The Early Show medical correspondent Dr. Emily Senay explains that people can run into some serious heat-related health problems.
Those at the highest risk include children under four, people over 65, and those who are obese, already ill, or taking medications.
Heat can cause trouble both indoors or outdoors.
Among the potential problems is heat exhaustion, which is the result of prolonged exposure to heat and insufficient body fluid. Symptoms can include heavy sweating, paleness, muscle cramps, tiredness, weakness, dizziness headache and nausea or vomiting. Heat exhaustion can affect the elderly, people with high blood pressure, and those who work outside.
Outdoor workers may also be prone to heat rash from prolonged sweating, or heat cramps from too much exertion.
Normally, Senay points out, we cool down by sweating, but in extreme heat, the body can lose its ability to regulate temperature. The sweating function fails and body temperature rises rapidly, resulting in heat stroke, a serious medical condition that can damage the brain and other organs, and even kill you.
Warning signs of heat stroke vary, but you want to watch out for red, hot and dry skin, a rapid, strong pulse, throbbing headache, dizziness, nausea, confusion and unconsciousness.
If you think someone might be suffering from heat stroke, call 911, then cool them down any way you can until help arrives. Get them to shade or an air conditioned area. Spray or sponge them with cold water, or immerse them in a tub of cold water if possible. If it's not too humid, you can wrap the victim in a wet sheet and fan them vigorously. You want to get their temperature to go down to 101 to 102 degrees.
To avoid problems stemming from the heat, Senay advises that you drink plenty of nonalcoholic fluids, pace yourself when working outdoors, replace salts and minerals, wear lightweight clothing, seek air conditioning, and take cold showers.
Use common sense, she adds: Schedule your outdoor activities to avoid the hottest parts of the day, take frequent breaks if you work outdoors, and use a buddy system if necessary to keep watch on those at high risk.
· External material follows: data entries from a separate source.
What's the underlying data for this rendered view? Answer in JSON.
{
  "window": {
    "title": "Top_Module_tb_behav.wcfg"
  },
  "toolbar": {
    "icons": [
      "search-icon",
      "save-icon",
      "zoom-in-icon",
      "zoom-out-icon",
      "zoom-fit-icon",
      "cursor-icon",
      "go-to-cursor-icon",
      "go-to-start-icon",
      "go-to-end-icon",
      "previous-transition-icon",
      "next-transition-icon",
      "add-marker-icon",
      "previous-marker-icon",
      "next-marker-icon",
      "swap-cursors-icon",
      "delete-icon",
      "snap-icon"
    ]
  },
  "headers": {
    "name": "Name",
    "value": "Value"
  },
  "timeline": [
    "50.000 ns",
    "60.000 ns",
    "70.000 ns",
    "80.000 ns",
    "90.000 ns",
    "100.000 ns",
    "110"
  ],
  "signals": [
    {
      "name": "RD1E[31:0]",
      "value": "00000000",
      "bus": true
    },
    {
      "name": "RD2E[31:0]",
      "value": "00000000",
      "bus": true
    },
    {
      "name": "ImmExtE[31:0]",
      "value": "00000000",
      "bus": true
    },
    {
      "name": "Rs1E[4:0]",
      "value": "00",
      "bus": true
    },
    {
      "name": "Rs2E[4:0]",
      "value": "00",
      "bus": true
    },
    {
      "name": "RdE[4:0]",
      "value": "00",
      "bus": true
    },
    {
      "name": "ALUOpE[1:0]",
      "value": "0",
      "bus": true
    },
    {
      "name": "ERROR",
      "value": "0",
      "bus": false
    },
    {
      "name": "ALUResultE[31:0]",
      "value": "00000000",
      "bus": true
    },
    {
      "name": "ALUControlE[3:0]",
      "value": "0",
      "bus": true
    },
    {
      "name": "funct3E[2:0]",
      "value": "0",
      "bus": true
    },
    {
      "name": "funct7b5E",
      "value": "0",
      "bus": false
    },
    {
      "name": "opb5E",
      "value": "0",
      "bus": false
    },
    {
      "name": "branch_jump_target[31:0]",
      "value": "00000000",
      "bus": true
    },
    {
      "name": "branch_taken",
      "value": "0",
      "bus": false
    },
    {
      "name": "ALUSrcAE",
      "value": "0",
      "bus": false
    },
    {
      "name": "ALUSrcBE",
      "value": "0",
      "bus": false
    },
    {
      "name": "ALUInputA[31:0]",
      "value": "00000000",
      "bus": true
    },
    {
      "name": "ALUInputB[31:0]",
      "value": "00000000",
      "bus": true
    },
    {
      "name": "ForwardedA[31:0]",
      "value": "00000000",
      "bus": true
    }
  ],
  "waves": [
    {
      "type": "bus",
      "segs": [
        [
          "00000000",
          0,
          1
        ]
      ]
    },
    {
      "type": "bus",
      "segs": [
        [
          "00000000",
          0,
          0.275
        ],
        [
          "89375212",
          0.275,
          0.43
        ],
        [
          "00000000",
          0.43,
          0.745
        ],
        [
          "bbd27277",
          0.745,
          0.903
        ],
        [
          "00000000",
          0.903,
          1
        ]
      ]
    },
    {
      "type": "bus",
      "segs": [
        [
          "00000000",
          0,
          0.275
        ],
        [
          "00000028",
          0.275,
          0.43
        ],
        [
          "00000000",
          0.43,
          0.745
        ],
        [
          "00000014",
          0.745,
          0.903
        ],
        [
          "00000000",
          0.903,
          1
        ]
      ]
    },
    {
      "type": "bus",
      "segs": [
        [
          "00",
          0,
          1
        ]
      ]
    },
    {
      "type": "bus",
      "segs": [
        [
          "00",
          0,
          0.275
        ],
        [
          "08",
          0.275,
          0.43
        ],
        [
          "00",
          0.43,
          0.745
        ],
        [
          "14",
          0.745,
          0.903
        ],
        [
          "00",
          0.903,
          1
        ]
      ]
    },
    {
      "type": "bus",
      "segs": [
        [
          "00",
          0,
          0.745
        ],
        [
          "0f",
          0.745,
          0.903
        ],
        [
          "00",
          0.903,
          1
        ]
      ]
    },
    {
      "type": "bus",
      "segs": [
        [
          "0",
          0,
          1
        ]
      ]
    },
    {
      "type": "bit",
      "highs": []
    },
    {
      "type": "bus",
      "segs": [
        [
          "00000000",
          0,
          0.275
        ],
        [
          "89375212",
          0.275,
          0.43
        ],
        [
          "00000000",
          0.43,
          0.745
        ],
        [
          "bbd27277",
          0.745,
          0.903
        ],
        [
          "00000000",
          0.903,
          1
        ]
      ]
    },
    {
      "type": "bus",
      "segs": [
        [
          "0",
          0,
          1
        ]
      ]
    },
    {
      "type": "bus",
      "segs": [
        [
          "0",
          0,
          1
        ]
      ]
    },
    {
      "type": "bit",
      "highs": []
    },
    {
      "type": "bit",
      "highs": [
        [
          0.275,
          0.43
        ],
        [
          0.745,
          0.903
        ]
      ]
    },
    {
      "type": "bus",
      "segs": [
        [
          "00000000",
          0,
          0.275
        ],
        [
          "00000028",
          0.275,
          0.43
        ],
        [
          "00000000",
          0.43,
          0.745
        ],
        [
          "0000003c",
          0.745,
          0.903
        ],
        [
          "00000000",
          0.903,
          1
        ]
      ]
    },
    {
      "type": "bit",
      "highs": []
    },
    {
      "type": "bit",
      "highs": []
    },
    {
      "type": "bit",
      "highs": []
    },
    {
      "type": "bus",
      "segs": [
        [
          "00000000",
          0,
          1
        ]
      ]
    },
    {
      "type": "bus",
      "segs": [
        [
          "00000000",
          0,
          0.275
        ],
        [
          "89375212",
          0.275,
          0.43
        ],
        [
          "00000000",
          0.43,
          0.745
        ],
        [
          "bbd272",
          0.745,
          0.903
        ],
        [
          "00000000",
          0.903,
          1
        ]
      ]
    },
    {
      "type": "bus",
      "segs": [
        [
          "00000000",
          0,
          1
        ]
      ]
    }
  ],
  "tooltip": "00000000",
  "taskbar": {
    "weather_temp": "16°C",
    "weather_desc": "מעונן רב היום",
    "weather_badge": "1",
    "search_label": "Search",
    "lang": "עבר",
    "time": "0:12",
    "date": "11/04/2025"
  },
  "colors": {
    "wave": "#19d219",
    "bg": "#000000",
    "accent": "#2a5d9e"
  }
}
If you don't have air conditioning where you live, try to find a public place that does, such as a mall or library. Just a few hours of air conditioning a day can reduce the risk of heat-related illness, Senay notes.